The word subtle is never used in reference to Michael Bay. On film the “Transformers” filmmaker has never left a bullet unfired or ever met a building he didn’t want to blow up. His films are frenetic odes to carnage and his latest one, “13 Hours: The Secret Soldiers of Benghazi” takes a page out of the recent past and gives it the Bay Bias.
Based on the 2013 nonfiction book “13 Hours” by Mitchell Zuckoff, the bulk of the film takes place on the eleventh anniversary of the September 11 attacks. Rone Woods (James Badge Dale), Jack Da Silva (John Krasinski), Oz Geist (Max Martini), Bub Doherty (Toby Stephens), Tanto Paronto (Pablo Schreiber) and Boon (David Denman) are tough guys with 1000 yards stares. They are former Navy SEALS, Marine Force Recon and Army Special Forces now working as CIA security contractors in in Benghazi, Libya in a top-secret facility so undercover it doesn’t officially exist.
The city is a hellhole known as the most violent place on earth. When well-armed Libyan militants—using weapons pilfered from former Prime Minister Muammar Gaddafi’s abandoned arsenals—invade the American embassy the contractors, located about a mile away from the attack, want to help but are ordered to stand down by their on-site CIA chief. As the fighting intensifies they spring into action—“Things change fast in Benghazi,” they snarl.—launching a rescue mission for ambassador J. Christopher Stevens and Foreign Service Information officer Sean Smith.
There’s more—things blow up and bullets fly—and it is public record, but there will be no spoilers here.
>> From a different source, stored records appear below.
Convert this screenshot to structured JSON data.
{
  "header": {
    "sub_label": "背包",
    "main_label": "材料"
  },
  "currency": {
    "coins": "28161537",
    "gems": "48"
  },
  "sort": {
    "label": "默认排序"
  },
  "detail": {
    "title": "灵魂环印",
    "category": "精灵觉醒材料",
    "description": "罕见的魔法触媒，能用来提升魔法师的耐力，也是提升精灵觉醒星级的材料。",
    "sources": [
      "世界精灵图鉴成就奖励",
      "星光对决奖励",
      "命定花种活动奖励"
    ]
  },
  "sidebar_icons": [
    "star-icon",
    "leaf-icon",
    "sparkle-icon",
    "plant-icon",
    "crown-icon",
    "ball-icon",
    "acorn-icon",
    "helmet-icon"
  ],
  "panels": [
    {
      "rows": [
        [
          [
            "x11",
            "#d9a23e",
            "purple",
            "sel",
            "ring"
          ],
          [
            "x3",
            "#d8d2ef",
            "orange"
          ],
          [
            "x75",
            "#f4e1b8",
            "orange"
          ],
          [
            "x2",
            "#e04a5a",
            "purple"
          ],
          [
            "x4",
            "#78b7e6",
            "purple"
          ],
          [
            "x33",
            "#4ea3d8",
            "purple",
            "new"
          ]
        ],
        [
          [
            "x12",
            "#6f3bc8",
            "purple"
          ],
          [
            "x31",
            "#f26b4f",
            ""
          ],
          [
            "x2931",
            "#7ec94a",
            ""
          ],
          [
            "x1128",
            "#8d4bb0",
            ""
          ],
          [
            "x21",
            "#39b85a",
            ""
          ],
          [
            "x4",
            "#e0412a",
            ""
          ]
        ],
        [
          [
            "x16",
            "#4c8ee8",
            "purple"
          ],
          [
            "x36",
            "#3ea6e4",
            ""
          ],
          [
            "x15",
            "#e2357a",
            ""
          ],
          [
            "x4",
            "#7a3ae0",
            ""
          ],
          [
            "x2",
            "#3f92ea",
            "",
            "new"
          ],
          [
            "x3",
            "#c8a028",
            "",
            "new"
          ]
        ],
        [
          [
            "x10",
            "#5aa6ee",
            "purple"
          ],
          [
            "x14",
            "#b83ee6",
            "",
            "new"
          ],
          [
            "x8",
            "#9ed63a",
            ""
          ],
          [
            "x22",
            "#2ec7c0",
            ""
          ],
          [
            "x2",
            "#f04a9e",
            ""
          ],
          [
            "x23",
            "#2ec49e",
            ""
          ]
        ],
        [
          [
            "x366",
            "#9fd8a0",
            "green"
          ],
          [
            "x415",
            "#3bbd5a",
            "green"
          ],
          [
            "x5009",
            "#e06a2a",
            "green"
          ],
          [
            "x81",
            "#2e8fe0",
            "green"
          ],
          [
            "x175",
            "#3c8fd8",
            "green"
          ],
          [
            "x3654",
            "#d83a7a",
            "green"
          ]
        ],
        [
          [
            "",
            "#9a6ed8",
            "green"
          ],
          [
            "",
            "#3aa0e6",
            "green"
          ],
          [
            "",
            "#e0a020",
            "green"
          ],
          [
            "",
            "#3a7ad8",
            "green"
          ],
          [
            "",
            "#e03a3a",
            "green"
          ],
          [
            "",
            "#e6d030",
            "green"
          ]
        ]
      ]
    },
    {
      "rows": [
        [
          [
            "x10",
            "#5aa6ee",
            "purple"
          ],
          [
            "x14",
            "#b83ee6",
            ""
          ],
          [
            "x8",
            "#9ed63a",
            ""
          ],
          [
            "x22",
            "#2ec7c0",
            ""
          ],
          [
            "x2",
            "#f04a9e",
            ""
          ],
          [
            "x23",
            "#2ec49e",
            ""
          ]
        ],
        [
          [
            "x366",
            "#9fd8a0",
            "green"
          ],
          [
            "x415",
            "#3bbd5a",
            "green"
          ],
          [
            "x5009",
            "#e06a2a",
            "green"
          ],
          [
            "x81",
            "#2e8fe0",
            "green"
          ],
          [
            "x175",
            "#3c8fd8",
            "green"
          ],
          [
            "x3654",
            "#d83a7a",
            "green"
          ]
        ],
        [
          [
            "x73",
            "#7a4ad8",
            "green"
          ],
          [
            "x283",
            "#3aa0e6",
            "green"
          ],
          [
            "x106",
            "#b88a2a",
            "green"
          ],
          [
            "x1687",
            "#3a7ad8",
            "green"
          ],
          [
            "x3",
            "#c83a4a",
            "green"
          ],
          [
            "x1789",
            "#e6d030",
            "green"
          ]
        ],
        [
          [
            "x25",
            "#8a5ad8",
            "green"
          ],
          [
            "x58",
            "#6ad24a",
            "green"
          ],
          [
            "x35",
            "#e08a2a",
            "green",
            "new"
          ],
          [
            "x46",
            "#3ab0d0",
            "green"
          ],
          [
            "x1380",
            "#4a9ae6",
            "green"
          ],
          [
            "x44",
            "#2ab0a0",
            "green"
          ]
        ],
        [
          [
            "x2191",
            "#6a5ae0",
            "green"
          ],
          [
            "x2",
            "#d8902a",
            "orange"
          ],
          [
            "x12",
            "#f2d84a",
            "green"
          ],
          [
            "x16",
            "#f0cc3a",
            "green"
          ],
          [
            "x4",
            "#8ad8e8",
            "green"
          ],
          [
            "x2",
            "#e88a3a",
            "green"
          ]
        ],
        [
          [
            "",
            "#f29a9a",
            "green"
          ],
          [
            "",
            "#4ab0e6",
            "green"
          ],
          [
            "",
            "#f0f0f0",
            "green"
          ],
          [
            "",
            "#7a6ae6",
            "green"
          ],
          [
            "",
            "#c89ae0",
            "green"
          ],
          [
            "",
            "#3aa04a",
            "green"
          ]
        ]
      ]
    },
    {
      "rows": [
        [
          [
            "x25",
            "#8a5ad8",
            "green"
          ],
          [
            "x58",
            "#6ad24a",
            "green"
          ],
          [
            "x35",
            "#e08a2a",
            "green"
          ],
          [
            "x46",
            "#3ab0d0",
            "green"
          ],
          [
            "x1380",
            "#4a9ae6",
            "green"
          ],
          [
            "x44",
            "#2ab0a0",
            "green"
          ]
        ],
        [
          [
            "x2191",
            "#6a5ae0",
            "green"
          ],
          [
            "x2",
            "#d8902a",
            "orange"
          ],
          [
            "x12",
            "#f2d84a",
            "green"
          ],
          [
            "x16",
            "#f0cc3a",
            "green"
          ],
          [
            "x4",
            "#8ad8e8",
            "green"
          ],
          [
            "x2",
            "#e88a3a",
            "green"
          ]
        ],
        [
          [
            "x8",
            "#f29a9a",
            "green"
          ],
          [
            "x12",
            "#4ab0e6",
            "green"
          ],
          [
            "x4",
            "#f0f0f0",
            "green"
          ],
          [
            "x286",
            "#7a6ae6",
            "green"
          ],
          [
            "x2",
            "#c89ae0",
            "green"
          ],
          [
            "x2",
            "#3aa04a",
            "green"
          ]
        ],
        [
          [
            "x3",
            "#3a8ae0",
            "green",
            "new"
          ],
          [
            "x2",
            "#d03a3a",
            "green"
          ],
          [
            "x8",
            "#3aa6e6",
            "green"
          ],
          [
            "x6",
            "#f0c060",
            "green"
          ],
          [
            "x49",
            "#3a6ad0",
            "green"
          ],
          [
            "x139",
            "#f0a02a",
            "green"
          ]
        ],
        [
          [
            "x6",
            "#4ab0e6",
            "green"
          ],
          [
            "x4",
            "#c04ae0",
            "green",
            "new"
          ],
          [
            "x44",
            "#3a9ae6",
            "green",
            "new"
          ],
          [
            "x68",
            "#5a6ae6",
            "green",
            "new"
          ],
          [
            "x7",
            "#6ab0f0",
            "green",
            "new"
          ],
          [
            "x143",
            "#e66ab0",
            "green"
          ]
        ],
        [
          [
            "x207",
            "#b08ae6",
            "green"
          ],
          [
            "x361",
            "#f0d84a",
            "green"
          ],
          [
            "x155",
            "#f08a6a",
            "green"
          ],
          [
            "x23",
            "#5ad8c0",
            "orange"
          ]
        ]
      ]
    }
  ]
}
“13 Hours: The Secret Soldiers of Benghazi” is a fast and furious look at an event the ripples of which are still being felt today, but this is a Michael Bay movie so it is unburdened by the weight of controversy. Instead the politics are downplayed—there is no mention of then Secretary of State Hillary Clinton or President Obama—and it is presented as an action film.
On that level it works. Bay knows how to build tension and entertain the eye. He indulges his artier side with some beautifully composed photography and throws in some interesting details to bring the action alive. For instance, the city is such a chaotic place the locals barely notice the mounting violence as they watch soccer as buildings explode just down the block. “Just another Tuesday night in Benghazi,” says Da Silva.
Unfortunately Bay is so in love with his images he drops the ball on the story. This is a tale of men who stepped up and put their lives on the line despite bureaucratic interference. The contractors should be complex characters, balancing their stateside lives with their training as warriors and while the movie tries to explore that divide, it does so in the most Michael Bay way as possible. Instead of investigating the things that drive them we are treated to an sketchy subplot regarding Da Silva’s family that sheds little light on how his job affects his wife and daughters or vice versa. No amount of scenes showing these men Skyping with their families or lovingly gazing at photos of their babies will do enough to humanize them when they are so underwritten. Bay emphasizes the action in Benghazi, but choses to ignore the emotional side except in the most superficial of ways.
“13 Hours: The Secret Soldiers of Benghazi” could have been a fascinating and timely study of men juggling their jobs with complicated families lives but instead it is just another Michael Bay movie.